> Source data:
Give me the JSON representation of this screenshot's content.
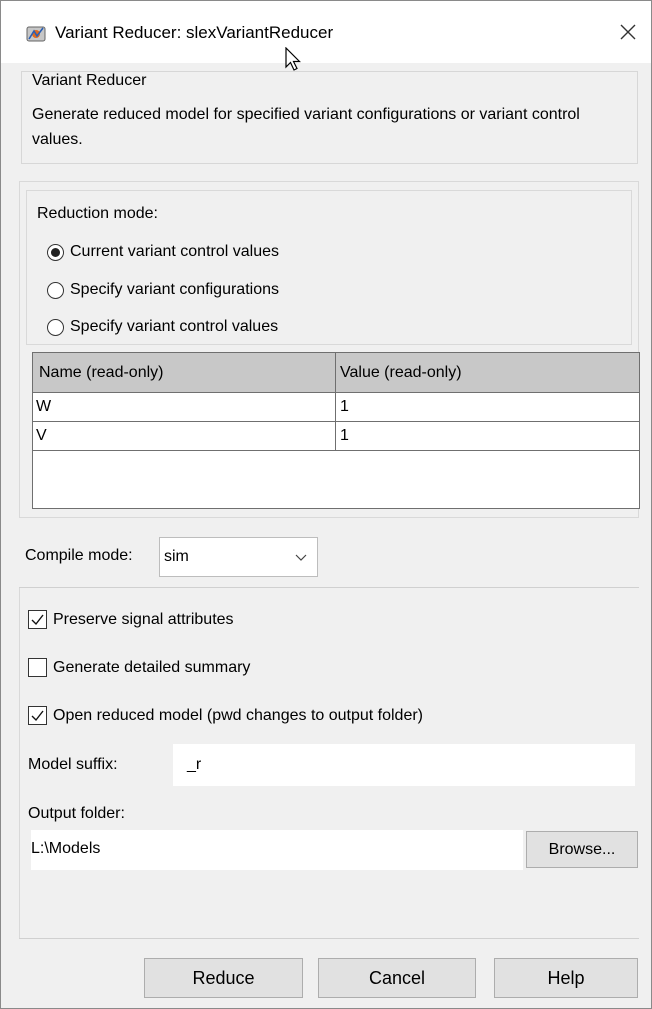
{
  "window": {
    "title": "Variant Reducer: slexVariantReducer",
    "app_icon": "matlab-simulink-icon",
    "close_icon": "close-icon"
  },
  "intro": {
    "title": "Variant Reducer",
    "description": "Generate reduced model for specified variant configurations or variant control values."
  },
  "reduction": {
    "label": "Reduction mode:",
    "options": [
      {
        "label": "Current variant control values",
        "checked": true
      },
      {
        "label": "Specify variant configurations",
        "checked": false
      },
      {
        "label": "Specify variant control values",
        "checked": false
      }
    ]
  },
  "table": {
    "headers": [
      "Name (read-only)",
      "Value (read-only)"
    ],
    "rows": [
      [
        "W",
        "1"
      ],
      [
        "V",
        "1"
      ]
    ]
  },
  "compile": {
    "label": "Compile mode:",
    "value": "sim"
  },
  "options": {
    "preserve": {
      "label": "Preserve signal attributes",
      "checked": true
    },
    "summary": {
      "label": "Generate detailed summary",
      "checked": false
    },
    "open_reduced": {
      "label": "Open reduced model (pwd changes to output folder)",
      "checked": true
    }
  },
  "model_suffix": {
    "label": "Model suffix:",
    "value": "_r"
  },
  "output_folder": {
    "label": "Output folder:",
    "value": "L:\\Models",
    "browse_label": "Browse..."
  },
  "buttons": {
    "reduce": "Reduce",
    "cancel": "Cancel",
    "help": "Help"
  }
}
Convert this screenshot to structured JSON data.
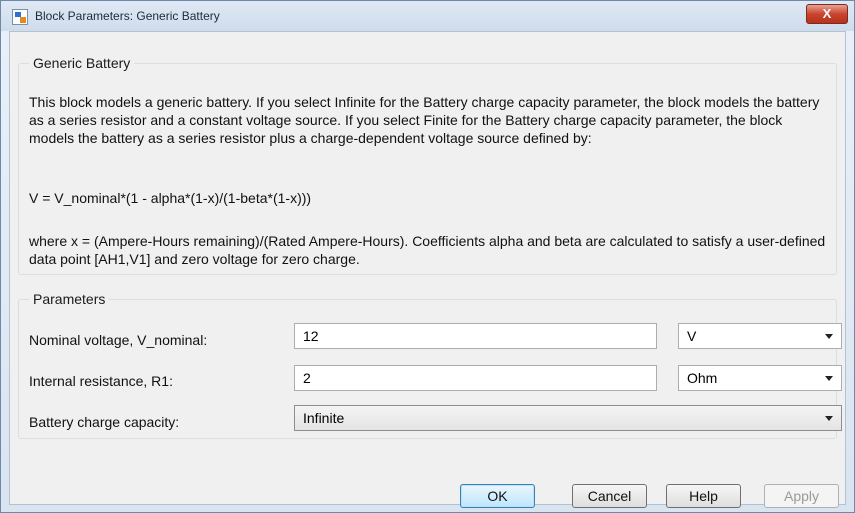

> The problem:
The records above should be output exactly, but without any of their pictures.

> Task response:
Give me the JSON representation of this screenshot's content.
{
  "window": {
    "title": "Variant Reducer: slexVariantReducer",
    "app_icon": "matlab-simulink-icon",
    "close_icon": "close-icon"
  },
  "intro": {
    "title": "Variant Reducer",
    "description": "Generate reduced model for specified variant configurations or variant control values."
  },
  "reduction": {
    "label": "Reduction mode:",
    "options": [
      {
        "label": "Current variant control values",
        "checked": true
      },
      {
        "label": "Specify variant configurations",
        "checked": false
      },
      {
        "label": "Specify variant control values",
        "checked": false
      }
    ]
  },
  "table": {
    "headers": [
      "Name (read-only)",
      "Value (read-only)"
    ],
    "rows": [
      [
        "W",
        "1"
      ],
      [
        "V",
        "1"
      ]
    ]
  },
  "compile": {
    "label": "Compile mode:",
    "value": "sim"
  },
  "options": {
    "preserve": {
      "label": "Preserve signal attributes",
      "checked": true
    },
    "summary": {
      "label": "Generate detailed summary",
      "checked": false
    },
    "open_reduced": {
      "label": "Open reduced model (pwd changes to output folder)",
      "checked": true
    }
  },
  "model_suffix": {
    "label": "Model suffix:",
    "value": "_r"
  },
  "output_folder": {
    "label": "Output folder:",
    "value": "L:\\Models",
    "browse_label": "Browse..."
  },
  "buttons": {
    "reduce": "Reduce",
    "cancel": "Cancel",
    "help": "Help"
  }
}
Convert this screenshot to structured JSON data.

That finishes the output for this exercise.